TASK BRIEF: Look through the records below, and copy out every line that holds the string "Lifestyle".

RECORDS SUPPLIED:
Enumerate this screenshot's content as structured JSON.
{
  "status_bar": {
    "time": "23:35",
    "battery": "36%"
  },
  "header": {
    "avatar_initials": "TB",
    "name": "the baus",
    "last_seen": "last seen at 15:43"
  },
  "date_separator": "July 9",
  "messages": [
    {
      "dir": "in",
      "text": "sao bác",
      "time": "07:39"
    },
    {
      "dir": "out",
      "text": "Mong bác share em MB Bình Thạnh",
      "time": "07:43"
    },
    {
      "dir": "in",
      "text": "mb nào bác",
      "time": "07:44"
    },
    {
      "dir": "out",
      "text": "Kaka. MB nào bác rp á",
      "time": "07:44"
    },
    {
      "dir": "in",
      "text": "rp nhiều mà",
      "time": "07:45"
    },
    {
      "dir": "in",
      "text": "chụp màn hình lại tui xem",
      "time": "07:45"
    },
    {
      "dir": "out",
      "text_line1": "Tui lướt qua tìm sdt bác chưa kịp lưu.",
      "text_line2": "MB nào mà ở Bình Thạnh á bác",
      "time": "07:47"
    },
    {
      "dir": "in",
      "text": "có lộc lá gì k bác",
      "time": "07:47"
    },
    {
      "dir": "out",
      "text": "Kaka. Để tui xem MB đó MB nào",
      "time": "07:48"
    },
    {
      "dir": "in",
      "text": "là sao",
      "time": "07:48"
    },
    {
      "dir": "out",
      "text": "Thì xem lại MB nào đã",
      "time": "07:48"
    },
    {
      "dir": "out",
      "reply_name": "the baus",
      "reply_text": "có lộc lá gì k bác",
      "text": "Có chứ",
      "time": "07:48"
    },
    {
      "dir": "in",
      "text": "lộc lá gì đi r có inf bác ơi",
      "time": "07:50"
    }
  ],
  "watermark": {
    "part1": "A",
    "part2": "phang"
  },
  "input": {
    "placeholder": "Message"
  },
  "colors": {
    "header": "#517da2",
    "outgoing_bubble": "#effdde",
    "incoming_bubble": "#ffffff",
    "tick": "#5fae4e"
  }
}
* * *
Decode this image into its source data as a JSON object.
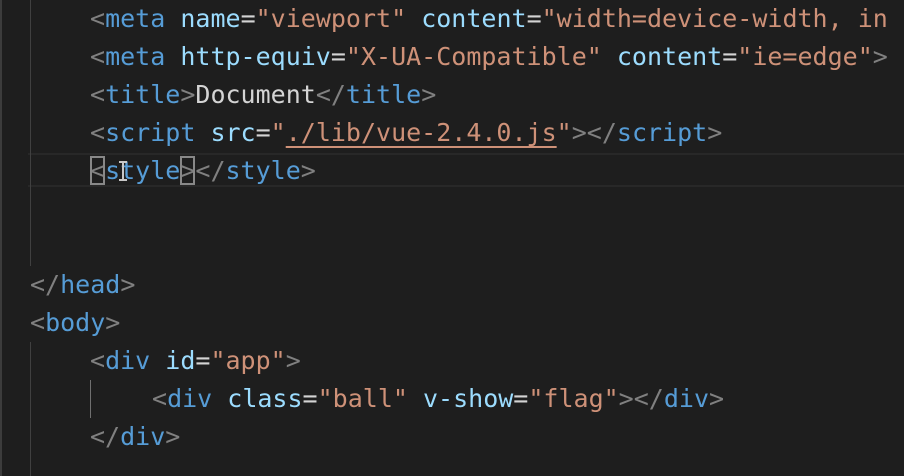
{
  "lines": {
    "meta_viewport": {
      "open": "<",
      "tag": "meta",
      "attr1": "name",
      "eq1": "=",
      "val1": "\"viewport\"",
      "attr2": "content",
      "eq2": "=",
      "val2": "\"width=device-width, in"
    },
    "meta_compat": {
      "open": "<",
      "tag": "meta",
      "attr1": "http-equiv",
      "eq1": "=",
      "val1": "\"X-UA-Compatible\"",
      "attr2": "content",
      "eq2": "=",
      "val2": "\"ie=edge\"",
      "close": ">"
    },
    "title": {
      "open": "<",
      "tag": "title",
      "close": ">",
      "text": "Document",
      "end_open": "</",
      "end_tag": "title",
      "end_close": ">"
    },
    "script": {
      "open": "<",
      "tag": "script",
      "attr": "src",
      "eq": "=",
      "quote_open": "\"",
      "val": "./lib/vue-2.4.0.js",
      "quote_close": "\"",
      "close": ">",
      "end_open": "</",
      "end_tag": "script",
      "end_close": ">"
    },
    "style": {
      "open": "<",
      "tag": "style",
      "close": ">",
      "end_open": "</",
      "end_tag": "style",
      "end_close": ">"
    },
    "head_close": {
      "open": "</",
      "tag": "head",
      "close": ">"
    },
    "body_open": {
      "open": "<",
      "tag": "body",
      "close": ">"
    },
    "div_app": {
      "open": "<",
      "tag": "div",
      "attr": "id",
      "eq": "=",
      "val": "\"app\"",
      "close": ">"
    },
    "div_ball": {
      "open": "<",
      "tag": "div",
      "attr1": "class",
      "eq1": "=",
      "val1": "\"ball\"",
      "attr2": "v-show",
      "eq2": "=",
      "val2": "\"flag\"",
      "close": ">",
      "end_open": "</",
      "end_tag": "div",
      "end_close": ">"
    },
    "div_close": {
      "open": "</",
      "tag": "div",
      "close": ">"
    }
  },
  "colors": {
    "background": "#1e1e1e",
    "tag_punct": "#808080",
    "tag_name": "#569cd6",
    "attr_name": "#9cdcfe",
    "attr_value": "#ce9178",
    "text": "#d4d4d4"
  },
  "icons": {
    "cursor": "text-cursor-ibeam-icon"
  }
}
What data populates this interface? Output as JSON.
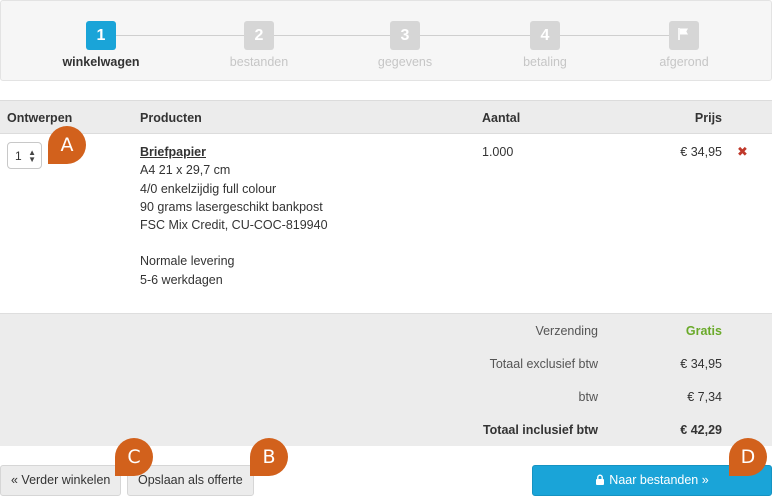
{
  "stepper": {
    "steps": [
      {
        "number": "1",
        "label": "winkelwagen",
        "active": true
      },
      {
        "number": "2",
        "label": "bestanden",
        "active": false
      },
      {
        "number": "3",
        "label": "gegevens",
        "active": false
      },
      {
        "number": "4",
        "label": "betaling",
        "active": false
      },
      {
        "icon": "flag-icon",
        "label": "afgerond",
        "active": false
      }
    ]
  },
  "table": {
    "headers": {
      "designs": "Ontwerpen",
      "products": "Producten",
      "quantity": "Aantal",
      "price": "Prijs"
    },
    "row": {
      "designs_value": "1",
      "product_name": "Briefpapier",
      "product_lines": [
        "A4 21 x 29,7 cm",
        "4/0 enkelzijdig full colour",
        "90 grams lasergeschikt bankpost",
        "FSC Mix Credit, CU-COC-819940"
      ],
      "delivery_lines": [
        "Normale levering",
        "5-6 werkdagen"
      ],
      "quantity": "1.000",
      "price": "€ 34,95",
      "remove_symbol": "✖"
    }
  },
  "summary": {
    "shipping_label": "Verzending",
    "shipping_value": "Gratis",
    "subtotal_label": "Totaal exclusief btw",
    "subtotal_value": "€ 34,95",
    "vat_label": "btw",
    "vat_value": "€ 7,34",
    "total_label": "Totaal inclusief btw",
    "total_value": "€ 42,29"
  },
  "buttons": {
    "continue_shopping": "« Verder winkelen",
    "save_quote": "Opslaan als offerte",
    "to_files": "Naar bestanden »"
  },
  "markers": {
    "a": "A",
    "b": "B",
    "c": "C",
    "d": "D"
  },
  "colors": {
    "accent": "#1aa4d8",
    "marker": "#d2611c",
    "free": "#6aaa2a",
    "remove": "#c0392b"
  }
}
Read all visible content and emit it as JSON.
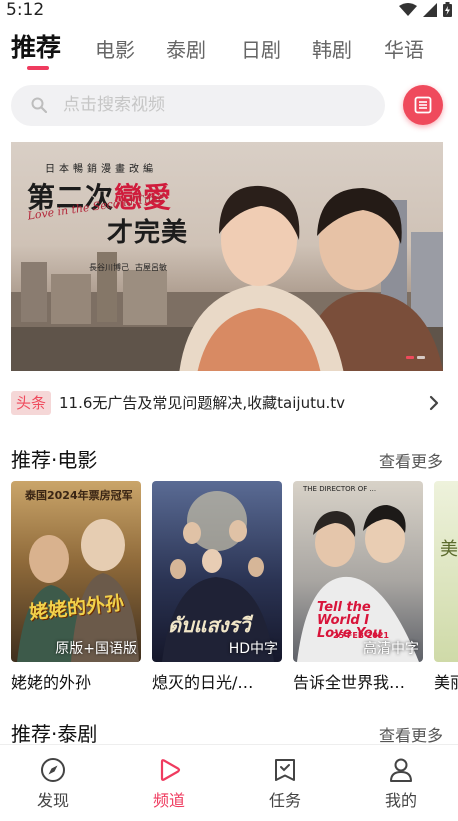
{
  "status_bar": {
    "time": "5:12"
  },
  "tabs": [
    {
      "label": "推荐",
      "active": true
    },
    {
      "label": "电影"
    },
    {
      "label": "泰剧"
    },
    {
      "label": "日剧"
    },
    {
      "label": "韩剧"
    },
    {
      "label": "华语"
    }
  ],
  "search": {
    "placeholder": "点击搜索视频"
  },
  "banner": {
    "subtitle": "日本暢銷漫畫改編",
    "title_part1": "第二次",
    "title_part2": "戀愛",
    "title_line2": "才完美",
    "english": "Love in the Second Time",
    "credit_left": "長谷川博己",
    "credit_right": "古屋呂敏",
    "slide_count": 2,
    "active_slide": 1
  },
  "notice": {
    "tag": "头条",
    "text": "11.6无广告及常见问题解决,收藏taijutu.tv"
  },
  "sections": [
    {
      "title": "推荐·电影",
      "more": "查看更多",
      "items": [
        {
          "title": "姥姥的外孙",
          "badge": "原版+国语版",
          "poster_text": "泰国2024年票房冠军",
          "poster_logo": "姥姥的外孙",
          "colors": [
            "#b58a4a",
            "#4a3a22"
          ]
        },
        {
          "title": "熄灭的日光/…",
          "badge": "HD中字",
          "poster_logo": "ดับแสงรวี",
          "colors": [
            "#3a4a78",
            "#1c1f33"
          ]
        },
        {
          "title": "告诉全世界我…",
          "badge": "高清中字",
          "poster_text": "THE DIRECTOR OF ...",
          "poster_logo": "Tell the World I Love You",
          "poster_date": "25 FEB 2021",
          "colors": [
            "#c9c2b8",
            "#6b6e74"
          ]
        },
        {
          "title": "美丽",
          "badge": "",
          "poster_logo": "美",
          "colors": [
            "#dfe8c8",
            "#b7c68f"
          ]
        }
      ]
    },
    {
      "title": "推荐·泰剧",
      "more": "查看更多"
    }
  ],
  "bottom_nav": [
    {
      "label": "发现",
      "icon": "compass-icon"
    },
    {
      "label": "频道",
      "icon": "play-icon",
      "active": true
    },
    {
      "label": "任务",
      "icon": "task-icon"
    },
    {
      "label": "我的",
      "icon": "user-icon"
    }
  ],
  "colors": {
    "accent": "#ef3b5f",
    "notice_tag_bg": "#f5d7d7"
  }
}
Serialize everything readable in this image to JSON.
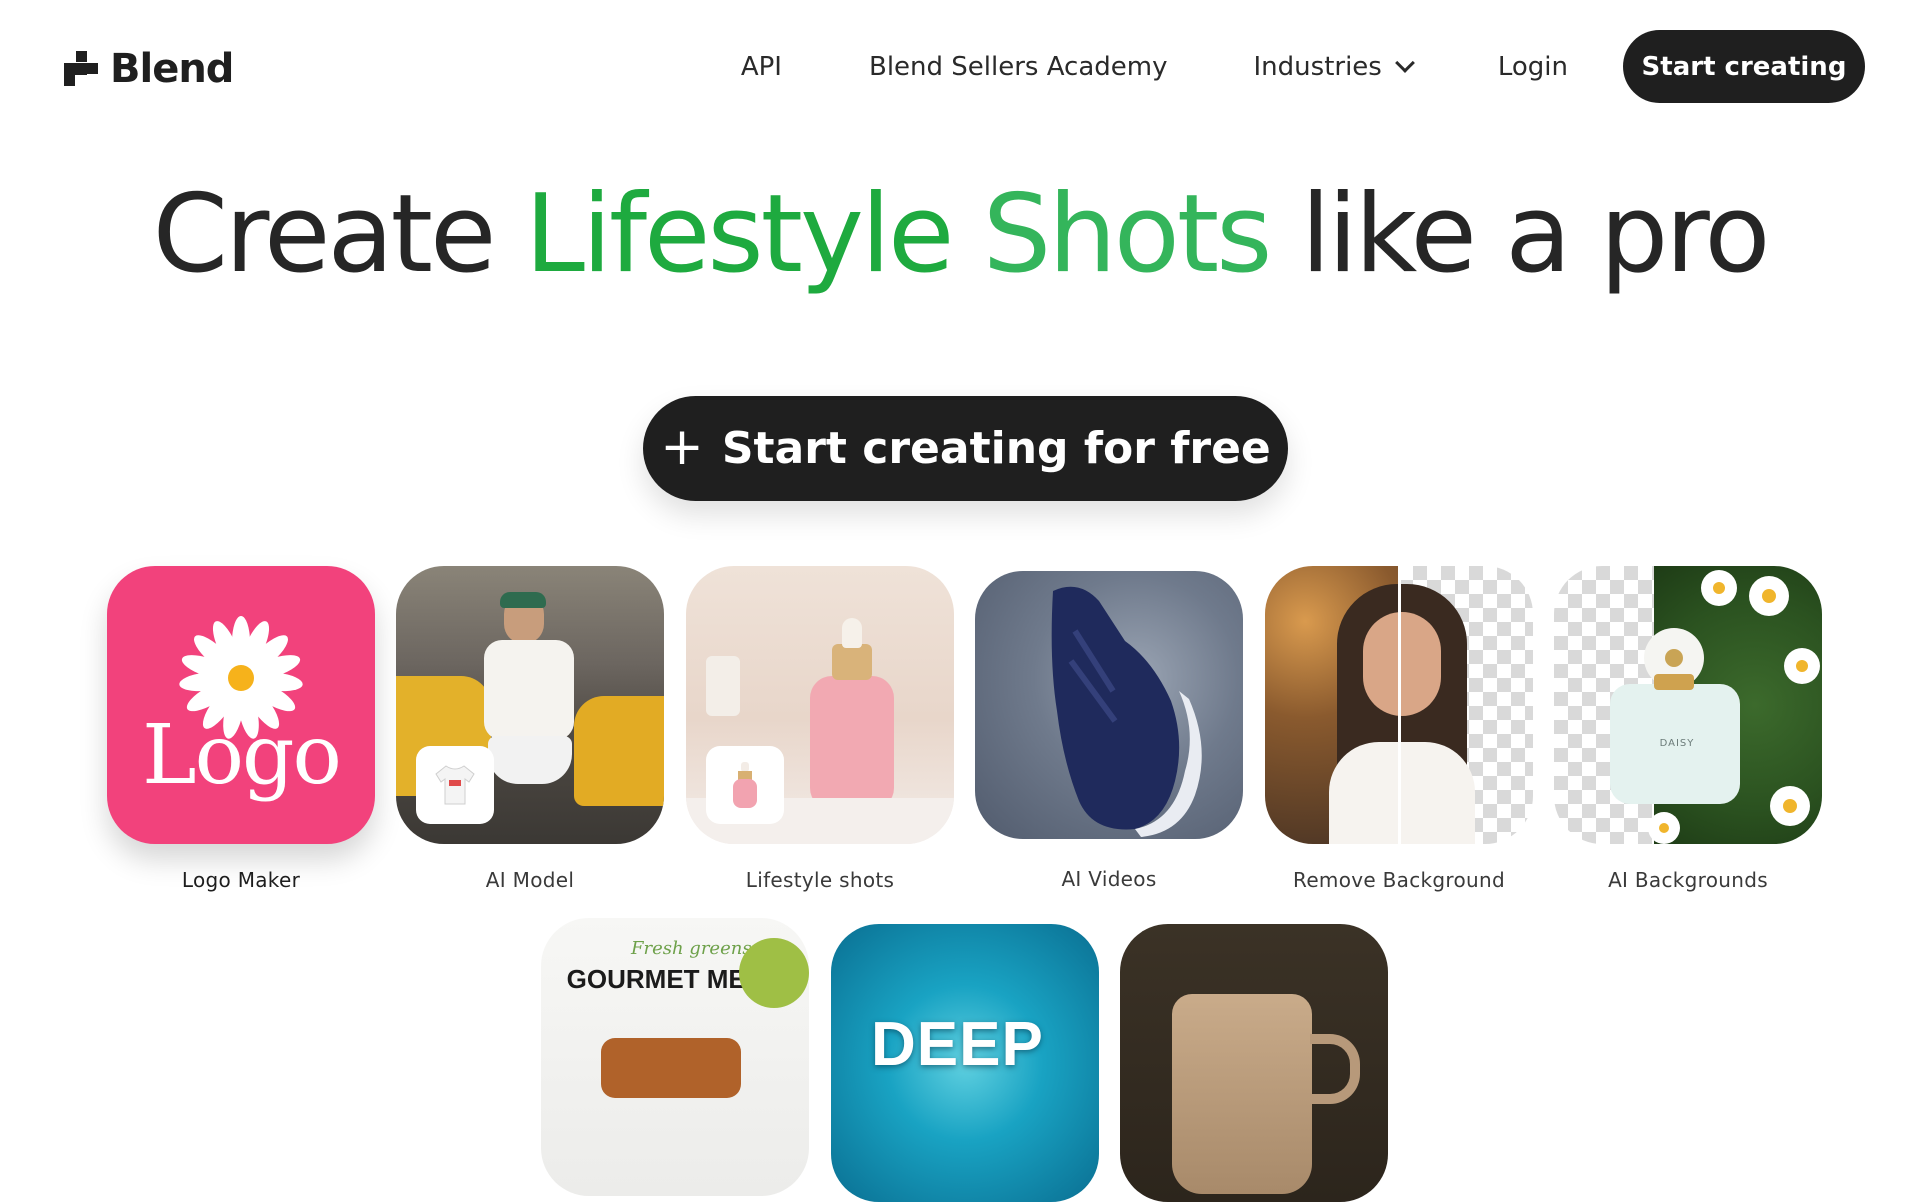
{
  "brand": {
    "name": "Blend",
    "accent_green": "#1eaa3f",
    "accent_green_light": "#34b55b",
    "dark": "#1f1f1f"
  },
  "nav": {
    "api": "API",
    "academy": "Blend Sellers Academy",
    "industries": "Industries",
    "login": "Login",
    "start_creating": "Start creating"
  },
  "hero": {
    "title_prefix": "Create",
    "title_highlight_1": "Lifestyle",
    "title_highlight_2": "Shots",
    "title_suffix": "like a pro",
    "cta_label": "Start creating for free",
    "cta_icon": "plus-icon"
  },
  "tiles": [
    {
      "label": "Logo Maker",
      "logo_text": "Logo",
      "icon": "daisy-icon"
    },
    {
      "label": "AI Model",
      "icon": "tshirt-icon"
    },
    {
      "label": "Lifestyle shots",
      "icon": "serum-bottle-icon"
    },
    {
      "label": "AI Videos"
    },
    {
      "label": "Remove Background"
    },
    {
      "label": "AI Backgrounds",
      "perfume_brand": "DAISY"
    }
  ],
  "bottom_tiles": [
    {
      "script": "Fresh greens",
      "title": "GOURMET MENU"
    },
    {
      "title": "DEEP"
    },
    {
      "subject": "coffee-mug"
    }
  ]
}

REPLY TO THE EXERCISE:
    "title_highlight_1": "Lifestyle",
      "label": "Lifestyle shots",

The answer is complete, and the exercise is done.